“You want to get people in housing and keep them in housing by giving them the wrap-around services, the information,” he said at a housing plan press conference. “How to actually live in a house, financial literacy.”
Adams’ perspective seems to collide with the “Housing First” model that he himself has discussed in the past. In fact, a permanent home allows people to work on other issues more effectively, studies show. And even skeptics of the model say it saves money to provide housing for people who are frequently hospitalized, jailed or are otherwise considered “high-utilizers” of city services.
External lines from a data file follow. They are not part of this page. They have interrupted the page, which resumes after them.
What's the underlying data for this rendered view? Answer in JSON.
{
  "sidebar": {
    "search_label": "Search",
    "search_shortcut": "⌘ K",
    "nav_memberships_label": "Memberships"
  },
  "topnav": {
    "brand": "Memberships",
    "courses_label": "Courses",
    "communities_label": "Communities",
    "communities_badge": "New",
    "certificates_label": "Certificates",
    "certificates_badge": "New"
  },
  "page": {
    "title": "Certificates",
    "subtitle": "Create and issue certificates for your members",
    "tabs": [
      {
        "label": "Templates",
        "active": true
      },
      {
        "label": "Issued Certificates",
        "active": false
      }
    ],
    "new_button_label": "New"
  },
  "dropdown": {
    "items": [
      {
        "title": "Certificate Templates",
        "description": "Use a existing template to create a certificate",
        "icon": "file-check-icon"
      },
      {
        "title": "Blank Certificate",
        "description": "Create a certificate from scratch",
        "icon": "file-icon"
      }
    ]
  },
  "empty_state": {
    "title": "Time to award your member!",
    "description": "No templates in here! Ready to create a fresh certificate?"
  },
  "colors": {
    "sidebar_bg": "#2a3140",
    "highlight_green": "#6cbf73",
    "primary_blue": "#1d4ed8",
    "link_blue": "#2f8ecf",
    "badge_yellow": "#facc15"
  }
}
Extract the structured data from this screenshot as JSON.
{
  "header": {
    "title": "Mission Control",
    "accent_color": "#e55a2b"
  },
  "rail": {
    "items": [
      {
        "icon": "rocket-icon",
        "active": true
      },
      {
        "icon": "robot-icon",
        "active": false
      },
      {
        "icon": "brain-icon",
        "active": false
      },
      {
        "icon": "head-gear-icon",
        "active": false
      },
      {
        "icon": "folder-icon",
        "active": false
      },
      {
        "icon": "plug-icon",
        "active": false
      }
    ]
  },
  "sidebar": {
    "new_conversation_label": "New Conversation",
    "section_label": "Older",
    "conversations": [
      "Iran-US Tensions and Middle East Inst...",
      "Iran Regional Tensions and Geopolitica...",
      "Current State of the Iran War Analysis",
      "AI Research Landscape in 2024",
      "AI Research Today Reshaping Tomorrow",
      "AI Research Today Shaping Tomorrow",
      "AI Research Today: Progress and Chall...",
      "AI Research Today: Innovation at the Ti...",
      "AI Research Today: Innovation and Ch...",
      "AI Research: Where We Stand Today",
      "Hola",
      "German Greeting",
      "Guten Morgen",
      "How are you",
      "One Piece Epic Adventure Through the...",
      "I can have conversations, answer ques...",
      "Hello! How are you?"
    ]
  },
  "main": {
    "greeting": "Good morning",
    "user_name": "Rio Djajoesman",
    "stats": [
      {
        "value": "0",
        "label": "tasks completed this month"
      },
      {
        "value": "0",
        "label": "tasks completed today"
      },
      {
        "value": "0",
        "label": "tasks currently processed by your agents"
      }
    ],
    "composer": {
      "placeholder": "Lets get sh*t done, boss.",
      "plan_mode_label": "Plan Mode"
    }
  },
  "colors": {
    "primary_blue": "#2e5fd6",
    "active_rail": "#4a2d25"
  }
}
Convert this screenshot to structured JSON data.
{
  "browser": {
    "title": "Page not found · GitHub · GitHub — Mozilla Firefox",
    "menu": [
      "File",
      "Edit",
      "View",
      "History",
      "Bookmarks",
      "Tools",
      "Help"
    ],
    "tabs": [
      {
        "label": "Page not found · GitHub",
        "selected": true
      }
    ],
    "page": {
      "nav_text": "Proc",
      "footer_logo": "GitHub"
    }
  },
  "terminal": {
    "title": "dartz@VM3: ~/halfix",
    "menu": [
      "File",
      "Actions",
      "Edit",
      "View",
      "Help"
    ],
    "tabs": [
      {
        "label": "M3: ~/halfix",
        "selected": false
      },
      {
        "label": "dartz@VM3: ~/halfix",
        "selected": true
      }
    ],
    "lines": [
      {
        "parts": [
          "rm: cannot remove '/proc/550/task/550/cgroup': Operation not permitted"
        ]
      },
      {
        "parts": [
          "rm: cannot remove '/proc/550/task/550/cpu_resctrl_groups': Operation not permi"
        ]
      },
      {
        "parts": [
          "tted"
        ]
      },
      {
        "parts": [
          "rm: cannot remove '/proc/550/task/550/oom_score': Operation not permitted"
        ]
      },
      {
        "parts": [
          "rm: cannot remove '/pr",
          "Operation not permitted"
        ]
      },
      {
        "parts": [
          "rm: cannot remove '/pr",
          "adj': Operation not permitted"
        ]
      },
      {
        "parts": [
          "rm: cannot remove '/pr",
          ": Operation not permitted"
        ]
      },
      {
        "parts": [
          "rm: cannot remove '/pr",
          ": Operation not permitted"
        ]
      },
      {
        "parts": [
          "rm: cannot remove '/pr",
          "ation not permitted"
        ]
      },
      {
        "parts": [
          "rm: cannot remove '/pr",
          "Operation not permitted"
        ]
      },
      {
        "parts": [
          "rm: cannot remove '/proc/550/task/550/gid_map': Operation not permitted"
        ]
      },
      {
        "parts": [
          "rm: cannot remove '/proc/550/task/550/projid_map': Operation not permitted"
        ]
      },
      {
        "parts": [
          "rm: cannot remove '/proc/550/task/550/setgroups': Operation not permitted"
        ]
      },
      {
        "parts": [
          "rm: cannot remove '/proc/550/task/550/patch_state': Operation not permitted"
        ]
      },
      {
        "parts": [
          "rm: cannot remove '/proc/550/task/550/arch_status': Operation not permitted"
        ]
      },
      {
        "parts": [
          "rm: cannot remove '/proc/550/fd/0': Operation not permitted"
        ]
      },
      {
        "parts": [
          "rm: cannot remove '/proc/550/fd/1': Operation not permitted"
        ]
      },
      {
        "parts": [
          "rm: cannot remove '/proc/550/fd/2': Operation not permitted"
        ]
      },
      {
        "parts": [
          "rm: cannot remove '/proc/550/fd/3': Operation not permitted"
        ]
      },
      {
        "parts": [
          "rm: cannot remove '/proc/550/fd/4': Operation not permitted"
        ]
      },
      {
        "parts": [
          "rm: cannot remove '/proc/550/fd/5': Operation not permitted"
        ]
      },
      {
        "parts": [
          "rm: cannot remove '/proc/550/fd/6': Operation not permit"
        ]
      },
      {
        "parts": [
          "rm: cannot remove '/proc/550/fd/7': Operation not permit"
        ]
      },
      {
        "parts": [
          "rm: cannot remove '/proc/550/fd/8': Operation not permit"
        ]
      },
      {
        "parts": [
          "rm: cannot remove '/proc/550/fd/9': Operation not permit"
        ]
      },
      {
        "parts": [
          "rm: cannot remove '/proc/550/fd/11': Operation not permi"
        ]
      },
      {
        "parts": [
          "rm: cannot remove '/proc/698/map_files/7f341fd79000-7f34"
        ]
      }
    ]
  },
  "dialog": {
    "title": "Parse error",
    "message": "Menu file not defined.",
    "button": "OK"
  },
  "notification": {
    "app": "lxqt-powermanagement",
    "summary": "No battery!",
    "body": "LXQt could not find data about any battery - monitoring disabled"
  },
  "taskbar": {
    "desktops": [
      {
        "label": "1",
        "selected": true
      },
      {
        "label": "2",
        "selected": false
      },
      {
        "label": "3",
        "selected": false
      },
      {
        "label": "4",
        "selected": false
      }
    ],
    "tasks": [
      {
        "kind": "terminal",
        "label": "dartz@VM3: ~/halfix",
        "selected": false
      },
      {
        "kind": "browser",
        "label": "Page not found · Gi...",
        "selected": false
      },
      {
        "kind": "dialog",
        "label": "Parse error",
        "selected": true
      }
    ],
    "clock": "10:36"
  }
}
Still, the term “Housing First ” is not taken literally in most government and nonprofit circles. Nashak, who touted the city’s effort to move homeless veterans off the streets, repeatedly called a new Safe Haven in The Bronx an example of Housing First during a ribbon cutting and tour in March. But it’s not an apartment with a lease and a door that locks.
“The term has been neutered over the years,” said Coalition for the Homeless Policy Director Jacquelyn Simone. “The original meaning of the term has been misconstrued.”
Adams and his predecessor Mayor Bill de Blasio have expanded the number of Safe Haven and stabilization shelters, which provide support services without imposing a curfew or other barriers that exist in the larger shelter system. There are now about 1,500 people staying in Safe Havens, according to daily census reports tracked by City Limits, up from less than 1,200 at the start of the year. That still isn’t enough, and some street homeless New Yorkers say they do not want to enter facilities that often resemble the shelters they have tried and left in the past.
Katz has said that a true Housing First approach could be possible, just not with the way systems currently operate.
“There is no rule that says you can’t go from being unsheltered to housing,” Katz said at a supportive housing conference on June 2. “But as a practical matter,” she added, it is an ordeal.
For now, the idea of immediate moves into permanent housing may remain a distant concept, even with supportive housing units vacant.
Last month, DSS Commissioner Gary Jenkins told a crowd of supportive housing providers and advocates that one major reason for the vacancies is that shelter residents turn down placements. He also said that he hears from people who say, “You should take them straight from the streets to supportive housing.”
“For some, that is the appropriate route because homelessness is an individual approach,” Jenkins said. “I can become homeless tomorrow and don’t need specific services. But others do. Others need assistance.” Jenkins said Safe Haven and stabilization sites provide a venue for people to complete the requirements before accessing an apartment. “You know there’s documentation, and we’re working on that,” he said.
On the same panel, city Health Commissioner Ashwin Vasan, the recent head of a supportive housing provider Fountain House, embraced a true Housing First approach.
“I never really understood the attitude of someone’s ‘readiness’ for housing, You’re not ready for housing. You deserve housing,” Vasan said. “You might face other intersecting challenges that you need to deal with, but you should do that while housed under a roof.”
“Expecting different outcomes without addressing that fundamental issue is somewhat magical thinking,” he added.
Back at the Anarchy Row vigil last month, Hernandez’s girlfriend Amy remembered him as “an amazing person.”
“He was a great man—a fighter, not a quitter—that loved me a lot,” she told City Limits, while pointing to her heart. “I’ll always keep him here as long as I live.”
She left the area later that day when the police arrived for yet another sweep, according to Grima and a friend. Grima said Amy had been hoping to connect with an outreach worker before the sweep. She was looking to move into a single-room Safe Haven and hoped to get a permanent apartment.
“We just want housing,” he said.
The next day, Grima sat once again next to his pitched tent, the candles for his friend beside him.